• Data about app and page elements:
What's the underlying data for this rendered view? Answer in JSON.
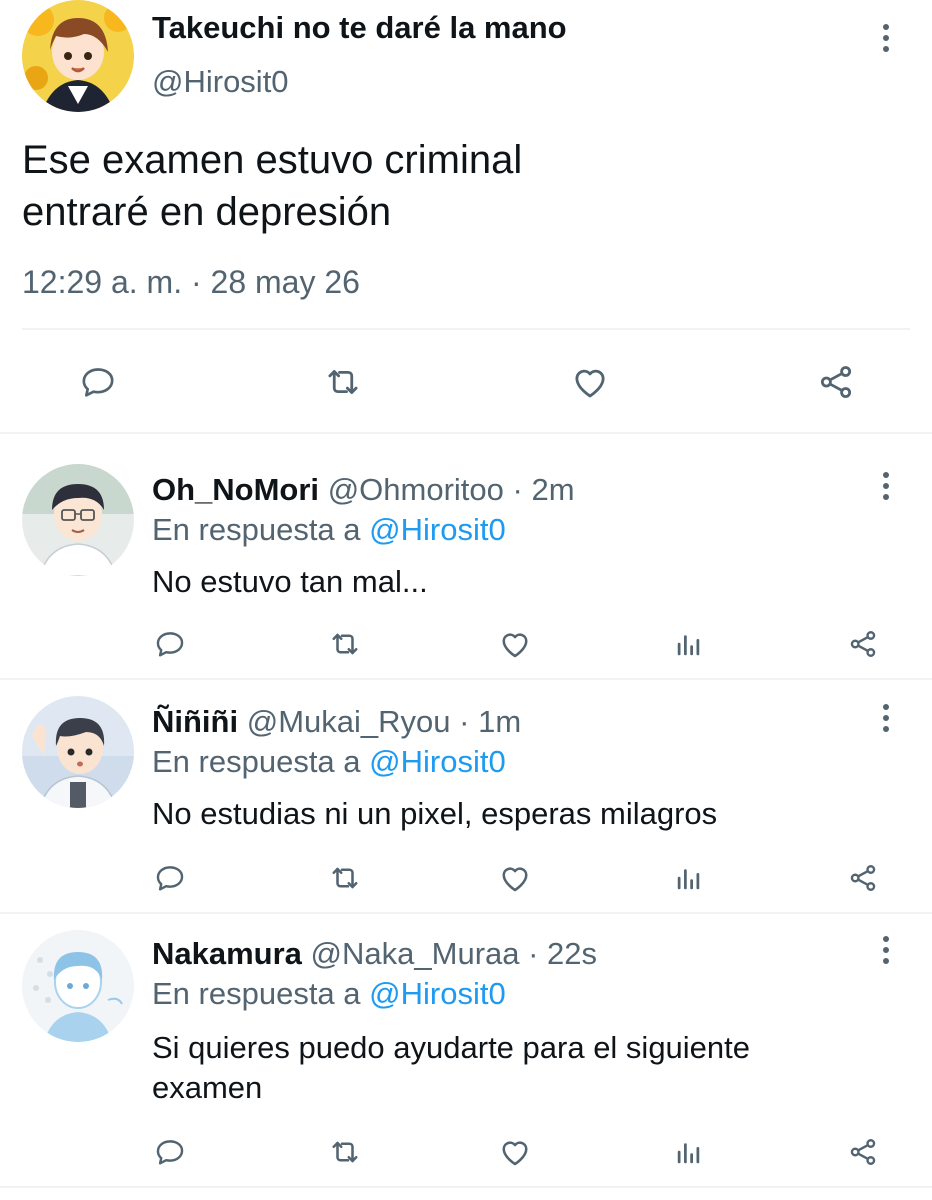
{
  "main_tweet": {
    "name": "Takeuchi no te daré la mano",
    "handle": "@Hirosit0",
    "text_lines": [
      "Ese examen estuvo criminal",
      "entraré en depresión"
    ],
    "timestamp": "12:29 a. m. · 28 may 26",
    "actions": [
      "reply-icon",
      "retweet-icon",
      "like-icon",
      "share-icon"
    ]
  },
  "replies": [
    {
      "name": "Oh_NoMori",
      "handle": "@Ohmoritoo",
      "time": "· 2m",
      "replying_prefix": "En respuesta a",
      "replying_to": "@Hirosit0",
      "text": "No estuvo tan mal...",
      "actions": [
        "reply-icon",
        "retweet-icon",
        "like-icon",
        "analytics-icon",
        "share-icon"
      ]
    },
    {
      "name": "Ñiñiñi",
      "handle": "@Mukai_Ryou",
      "time": "· 1m",
      "replying_prefix": "En respuesta a",
      "replying_to": "@Hirosit0",
      "text": "No estudias ni un pixel, esperas milagros",
      "actions": [
        "reply-icon",
        "retweet-icon",
        "like-icon",
        "analytics-icon",
        "share-icon"
      ]
    },
    {
      "name": "Nakamura",
      "handle": "@Naka_Muraa",
      "time": "· 22s",
      "replying_prefix": "En respuesta a",
      "replying_to": "@Hirosit0",
      "text": "Si quieres puedo ayudarte para el siguiente examen",
      "actions": [
        "reply-icon",
        "retweet-icon",
        "like-icon",
        "analytics-icon",
        "share-icon"
      ]
    }
  ],
  "colors": {
    "text_primary": "#0f1419",
    "text_secondary": "#536471",
    "link": "#1d9bf0",
    "divider": "#eff3f4",
    "icon": "#536471"
  }
}
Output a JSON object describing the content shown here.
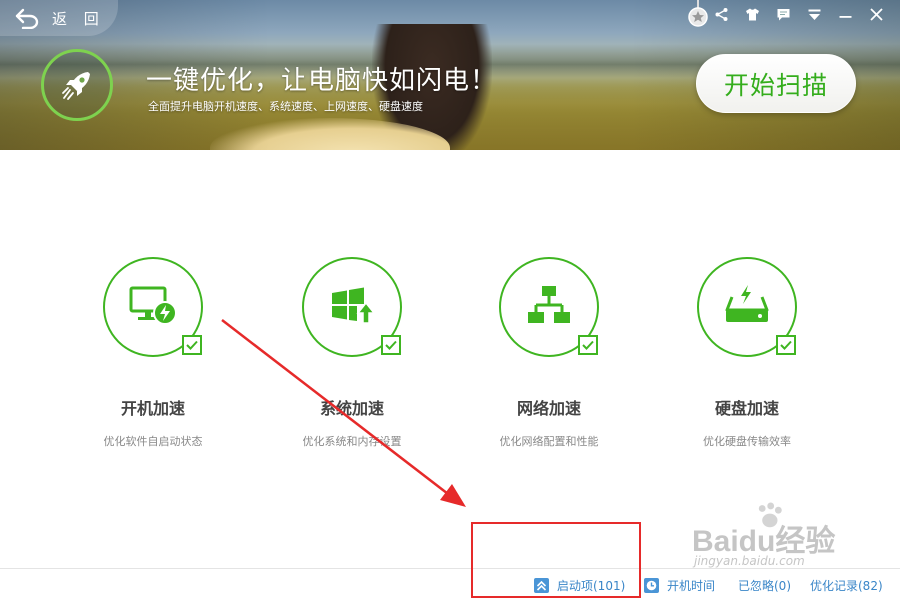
{
  "header": {
    "back_label": "返 回",
    "title": "一键优化，让电脑快如闪电！",
    "subtitle": "全面提升电脑开机速度、系统速度、上网速度、硬盘速度",
    "scan_button": "开始扫描",
    "window_controls": [
      "share-icon",
      "skin-icon",
      "message-icon",
      "menu-icon",
      "minimize-icon",
      "close-icon"
    ]
  },
  "features": [
    {
      "icon": "monitor-bolt-icon",
      "title": "开机加速",
      "desc": "优化软件自启动状态",
      "checked": true
    },
    {
      "icon": "windows-upgrade-icon",
      "title": "系统加速",
      "desc": "优化系统和内存设置",
      "checked": true
    },
    {
      "icon": "network-icon",
      "title": "网络加速",
      "desc": "优化网络配置和性能",
      "checked": true
    },
    {
      "icon": "disk-icon",
      "title": "硬盘加速",
      "desc": "优化硬盘传输效率",
      "checked": true
    }
  ],
  "footer": {
    "startup_items": "启动项(101)",
    "boot_time": "开机时间",
    "ignored": "已忽略(0)",
    "history": "优化记录(82)"
  },
  "watermark": {
    "text": "Baidu经验",
    "url": "jingyan.baidu.com"
  },
  "colors": {
    "accent_green": "#3fb521",
    "link_blue": "#3a86c8",
    "annotation_red": "#e62a2a"
  }
}
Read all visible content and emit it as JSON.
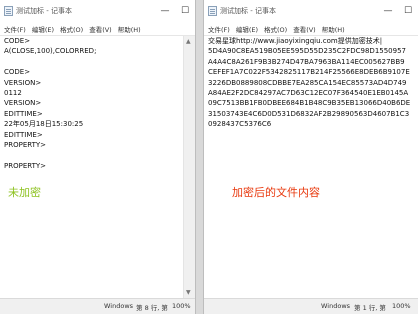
{
  "colors": {
    "left_caption": "#8dc21f",
    "right_caption": "#e8380d"
  },
  "left": {
    "title": "测试加标 - 记事本",
    "menu": [
      "文件(F)",
      "编辑(E)",
      "格式(O)",
      "查看(V)",
      "帮助(H)"
    ],
    "lines": [
      "CODE>",
      "A(CLOSE,100),COLORRED;",
      "",
      "CODE>",
      "VERSION>",
      "0112",
      "VERSION>",
      "EDITTIME>",
      "22年05月18日15:30:25",
      "EDITTIME>",
      "PROPERTY>",
      "",
      "PROPERTY>"
    ],
    "caption": "未加密",
    "status": {
      "os": "Windows",
      "position": "第 8 行, 第",
      "zoom": "100%"
    }
  },
  "right": {
    "title": "测试加标 - 记事本",
    "menu": [
      "文件(F)",
      "编辑(E)",
      "格式(O)",
      "查看(V)",
      "帮助(H)"
    ],
    "lines": [
      "交易星球http://www.jiaoyixingqiu.com提供加密技术|",
      "5D4A90C8EA519B05EE595D55D235C2FDC98D1550957",
      "A4A4C8A261F9B3B274D47BA7963BA114EC005627BB9",
      "CEFEF1A7C022F5342825117B214F25566E8DEB6B9107E",
      "3226DB0889808CDBBE7EA285CA154EC85573AD4D749",
      "A84AE2F2DC84297AC7D63C12EC07F364540E1EB0145A",
      "09C7513BB1FB0DBEE684B1B48C9B35EB13066D40B6DE",
      "31503743E4C6D0D531D6832AF2B29890563D4607B1C3",
      "0928437C5376C6"
    ],
    "caption": "加密后的文件内容",
    "status": {
      "os": "Windows",
      "position": "第 1 行, 第",
      "zoom": "100%"
    }
  }
}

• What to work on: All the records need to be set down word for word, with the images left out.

• Output:
What's the underlying data for this rendered view? Answer in JSON.
{
  "main_tweet": {
    "name": "Takeuchi no te daré la mano",
    "handle": "@Hirosit0",
    "text_lines": [
      "Ese examen estuvo criminal",
      "entraré en depresión"
    ],
    "timestamp": "12:29 a. m. · 28 may 26",
    "actions": [
      "reply-icon",
      "retweet-icon",
      "like-icon",
      "share-icon"
    ]
  },
  "replies": [
    {
      "name": "Oh_NoMori",
      "handle": "@Ohmoritoo",
      "time": "· 2m",
      "replying_prefix": "En respuesta a",
      "replying_to": "@Hirosit0",
      "text": "No estuvo tan mal...",
      "actions": [
        "reply-icon",
        "retweet-icon",
        "like-icon",
        "analytics-icon",
        "share-icon"
      ]
    },
    {
      "name": "Ñiñiñi",
      "handle": "@Mukai_Ryou",
      "time": "· 1m",
      "replying_prefix": "En respuesta a",
      "replying_to": "@Hirosit0",
      "text": "No estudias ni un pixel, esperas milagros",
      "actions": [
        "reply-icon",
        "retweet-icon",
        "like-icon",
        "analytics-icon",
        "share-icon"
      ]
    },
    {
      "name": "Nakamura",
      "handle": "@Naka_Muraa",
      "time": "· 22s",
      "replying_prefix": "En respuesta a",
      "replying_to": "@Hirosit0",
      "text": "Si quieres puedo ayudarte para el siguiente examen",
      "actions": [
        "reply-icon",
        "retweet-icon",
        "like-icon",
        "analytics-icon",
        "share-icon"
      ]
    }
  ],
  "colors": {
    "text_primary": "#0f1419",
    "text_secondary": "#536471",
    "link": "#1d9bf0",
    "divider": "#eff3f4",
    "icon": "#536471"
  }
}
Output a JSON object describing the content shown here.
{
  "header": {
    "back_label": "返 回",
    "title": "一键优化，让电脑快如闪电！",
    "subtitle": "全面提升电脑开机速度、系统速度、上网速度、硬盘速度",
    "scan_button": "开始扫描",
    "window_controls": [
      "share-icon",
      "skin-icon",
      "message-icon",
      "menu-icon",
      "minimize-icon",
      "close-icon"
    ]
  },
  "features": [
    {
      "icon": "monitor-bolt-icon",
      "title": "开机加速",
      "desc": "优化软件自启动状态",
      "checked": true
    },
    {
      "icon": "windows-upgrade-icon",
      "title": "系统加速",
      "desc": "优化系统和内存设置",
      "checked": true
    },
    {
      "icon": "network-icon",
      "title": "网络加速",
      "desc": "优化网络配置和性能",
      "checked": true
    },
    {
      "icon": "disk-icon",
      "title": "硬盘加速",
      "desc": "优化硬盘传输效率",
      "checked": true
    }
  ],
  "footer": {
    "startup_items": "启动项(101)",
    "boot_time": "开机时间",
    "ignored": "已忽略(0)",
    "history": "优化记录(82)"
  },
  "watermark": {
    "text": "Baidu经验",
    "url": "jingyan.baidu.com"
  },
  "colors": {
    "accent_green": "#3fb521",
    "link_blue": "#3a86c8",
    "annotation_red": "#e62a2a"
  }
}
Read all visible content and emit it as JSON.
{
  "colors": {
    "left_caption": "#8dc21f",
    "right_caption": "#e8380d"
  },
  "left": {
    "title": "测试加标 - 记事本",
    "menu": [
      "文件(F)",
      "编辑(E)",
      "格式(O)",
      "查看(V)",
      "帮助(H)"
    ],
    "lines": [
      "CODE>",
      "A(CLOSE,100),COLORRED;",
      "",
      "CODE>",
      "VERSION>",
      "0112",
      "VERSION>",
      "EDITTIME>",
      "22年05月18日15:30:25",
      "EDITTIME>",
      "PROPERTY>",
      "",
      "PROPERTY>"
    ],
    "caption": "未加密",
    "status": {
      "os": "Windows",
      "position": "第 8 行, 第",
      "zoom": "100%"
    }
  },
  "right": {
    "title": "测试加标 - 记事本",
    "menu": [
      "文件(F)",
      "编辑(E)",
      "格式(O)",
      "查看(V)",
      "帮助(H)"
    ],
    "lines": [
      "交易星球http://www.jiaoyixingqiu.com提供加密技术|",
      "5D4A90C8EA519B05EE595D55D235C2FDC98D1550957",
      "A4A4C8A261F9B3B274D47BA7963BA114EC005627BB9",
      "CEFEF1A7C022F5342825117B214F25566E8DEB6B9107E",
      "3226DB0889808CDBBE7EA285CA154EC85573AD4D749",
      "A84AE2F2DC84297AC7D63C12EC07F364540E1EB0145A",
      "09C7513BB1FB0DBEE684B1B48C9B35EB13066D40B6DE",
      "31503743E4C6D0D531D6832AF2B29890563D4607B1C3",
      "0928437C5376C6"
    ],
    "caption": "加密后的文件内容",
    "status": {
      "os": "Windows",
      "position": "第 1 行, 第",
      "zoom": "100%"
    }
  }
}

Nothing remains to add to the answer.